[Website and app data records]
++++++

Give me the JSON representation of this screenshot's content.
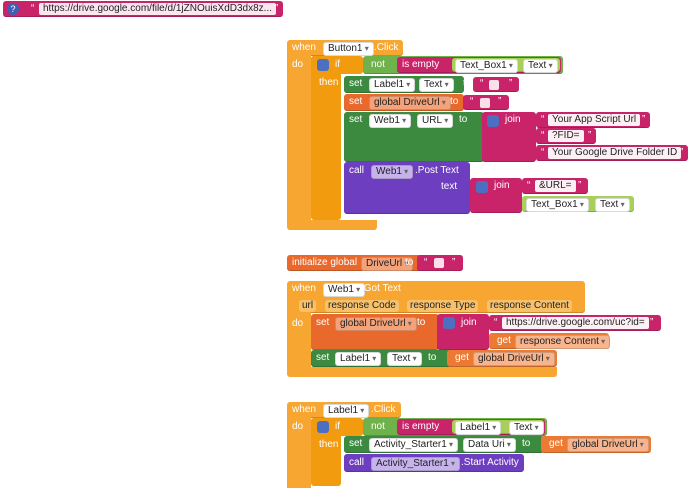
{
  "comment_block": {
    "help_icon": "?",
    "url": "https://drive.google.com/file/d/1jZNOuisXdD3dx8z..."
  },
  "block1": {
    "when": "when",
    "component": "Button1",
    "event": ".Click",
    "do": "do",
    "if": "if",
    "then": "then",
    "not": "not",
    "is_empty": "is empty",
    "textbox": "Text_Box1",
    "text_prop": "Text",
    "set1": {
      "set": "set",
      "component": "Label1",
      "prop": "Text",
      "to": "to"
    },
    "set2": {
      "set": "set",
      "var": "global DriveUrl",
      "to": "to"
    },
    "set3": {
      "set": "set",
      "component": "Web1",
      "prop": "URL",
      "to": "to",
      "join": "join",
      "items": [
        "Your App Script Url",
        "?FID=",
        "Your Google Drive Folder ID"
      ]
    },
    "call": {
      "call": "call",
      "component": "Web1",
      "method": ".Post Text",
      "text_label": "text",
      "join": "join",
      "item1": "&URL=",
      "textbox": "Text_Box1",
      "text_prop": "Text"
    }
  },
  "init": {
    "label": "initialize global",
    "name": "DriveUrl",
    "to": "to"
  },
  "block2": {
    "when": "when",
    "component": "Web1",
    "event": ".Got Text",
    "params": [
      "url",
      "response Code",
      "response Type",
      "response Content"
    ],
    "do": "do",
    "set1": {
      "set": "set",
      "var": "global DriveUrl",
      "to": "to",
      "join": "join",
      "item1": "https://drive.google.com/uc?id=",
      "get": "get",
      "get_var": "response Content"
    },
    "set2": {
      "set": "set",
      "component": "Label1",
      "prop": "Text",
      "to": "to",
      "get": "get",
      "get_var": "global DriveUrl"
    }
  },
  "block3": {
    "when": "when",
    "component": "Label1",
    "event": ".Click",
    "do": "do",
    "if": "if",
    "then": "then",
    "not": "not",
    "is_empty": "is empty",
    "label": "Label1",
    "text_prop": "Text",
    "set1": {
      "set": "set",
      "component": "Activity_Starter1",
      "prop": "Data Uri",
      "to": "to",
      "get": "get",
      "get_var": "global DriveUrl"
    },
    "call": {
      "call": "call",
      "component": "Activity_Starter1",
      "method": ".Start Activity"
    }
  }
}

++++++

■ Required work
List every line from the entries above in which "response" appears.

■ Task answer
      "response Code",
      "response Type",
      "response Content"
      "get_var": "response Content"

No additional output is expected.